Set in New York, Jack, following rave reviews for his first novel, is on the verge of signing a multi-million-dollar deal with a leading publisher. With his wife Annie struggling with addiction and mental illness, will she cope with the public scrutiny that comes with success?
The English-language premiere of Good Canary by Zach Helm, previously staged in France and Mexico, John Malkovich brings sharp humour, playful staging and a dreamlike edge. Good Canary clearly demonstrates Malkovich’s long-standing acquaintance with theatre.
Zach Helm tackles mental illness, addiction, child abuse, pornography, misogyny (particularly in publishing), the relationship between personal experience and literature, between exposure and exploitation, creativity and self-destruction — all vital topics. Unfortunately, he lacks time to explore them all fully, causing the plot twist, which are meant to alter our perspective on all these issues, cannot be properly validated.

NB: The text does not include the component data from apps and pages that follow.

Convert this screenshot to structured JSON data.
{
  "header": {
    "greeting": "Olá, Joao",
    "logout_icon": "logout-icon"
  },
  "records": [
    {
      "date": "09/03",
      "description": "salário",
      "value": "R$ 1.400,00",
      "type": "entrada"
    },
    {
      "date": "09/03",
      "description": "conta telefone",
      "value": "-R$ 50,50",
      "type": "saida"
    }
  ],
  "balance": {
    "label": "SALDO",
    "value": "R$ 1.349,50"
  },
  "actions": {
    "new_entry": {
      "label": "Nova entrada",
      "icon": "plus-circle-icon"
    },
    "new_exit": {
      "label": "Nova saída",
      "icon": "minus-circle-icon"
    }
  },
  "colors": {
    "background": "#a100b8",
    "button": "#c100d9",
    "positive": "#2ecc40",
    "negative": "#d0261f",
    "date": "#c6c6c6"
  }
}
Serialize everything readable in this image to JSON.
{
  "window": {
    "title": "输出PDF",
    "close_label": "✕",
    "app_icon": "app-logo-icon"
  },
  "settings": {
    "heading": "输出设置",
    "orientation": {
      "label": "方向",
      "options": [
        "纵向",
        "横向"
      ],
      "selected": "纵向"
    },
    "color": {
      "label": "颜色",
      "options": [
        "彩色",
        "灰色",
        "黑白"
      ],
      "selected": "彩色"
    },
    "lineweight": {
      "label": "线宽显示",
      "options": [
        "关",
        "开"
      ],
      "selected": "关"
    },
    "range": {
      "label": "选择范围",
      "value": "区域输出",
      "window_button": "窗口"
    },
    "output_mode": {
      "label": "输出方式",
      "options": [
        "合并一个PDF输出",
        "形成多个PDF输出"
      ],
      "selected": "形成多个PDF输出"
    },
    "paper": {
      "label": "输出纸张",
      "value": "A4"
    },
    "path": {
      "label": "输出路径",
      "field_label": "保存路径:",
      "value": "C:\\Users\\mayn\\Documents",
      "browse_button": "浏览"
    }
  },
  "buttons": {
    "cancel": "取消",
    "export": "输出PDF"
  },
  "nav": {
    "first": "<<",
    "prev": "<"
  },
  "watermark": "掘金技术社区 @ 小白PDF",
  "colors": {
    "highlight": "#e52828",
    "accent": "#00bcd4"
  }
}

A series of videos play across the back of the stage to signify each place. Outside coffee shop with people wandering the street, a rooftop party with the glittering city lights, the windows shrink and expand; pills cascade from the sky; florescent oranges and lime greens fade to blackness. The stage was kept mainly empty aside for moments when Annie’s paranoia heightened in which she proceeded to litter the stage with boxes, paper, shoes, empty bottles, pills and books. Only to be swept away by Jack as he cared for and provided for her.
Harry Lloyd’s Jack is grounded, sensitive, slow burn to anger yet ambitious. Ilan Goodman as an nervous drug dealer and Steve John Shepherd as Jack’s flashy but often also seedy editor Charlie provide strong supporting characters.
It is, however, Freya Mavor’s Annie that stays etched in the memory after the curtain comes down. Her desperate yearning to be loved and self-destructiveness hangs like a bleak, impenetrable cloud over every scene. Natural, loose-limbed, seemingly spontaneous, fiercely intelligent and evidently sick, Mavor is extraordinary.
Playwright: Zach Helm
Director: John Malkovich
Associate Director: Hannah Price
Designer: Pierre-Francois Limbosch
Lighting Design: Malcolm Rippeth
Sound Design: Jon Nicholls
Composer: Nicholas Errera
Projection Advisor: Tim Bird
Cast: Freya Mavor, Harry Lloyd, Ilan Goodman, Simon Wilson, Steve John Shepherd, Sally Rodgers, Michael Simkins
Photo: Mark Douet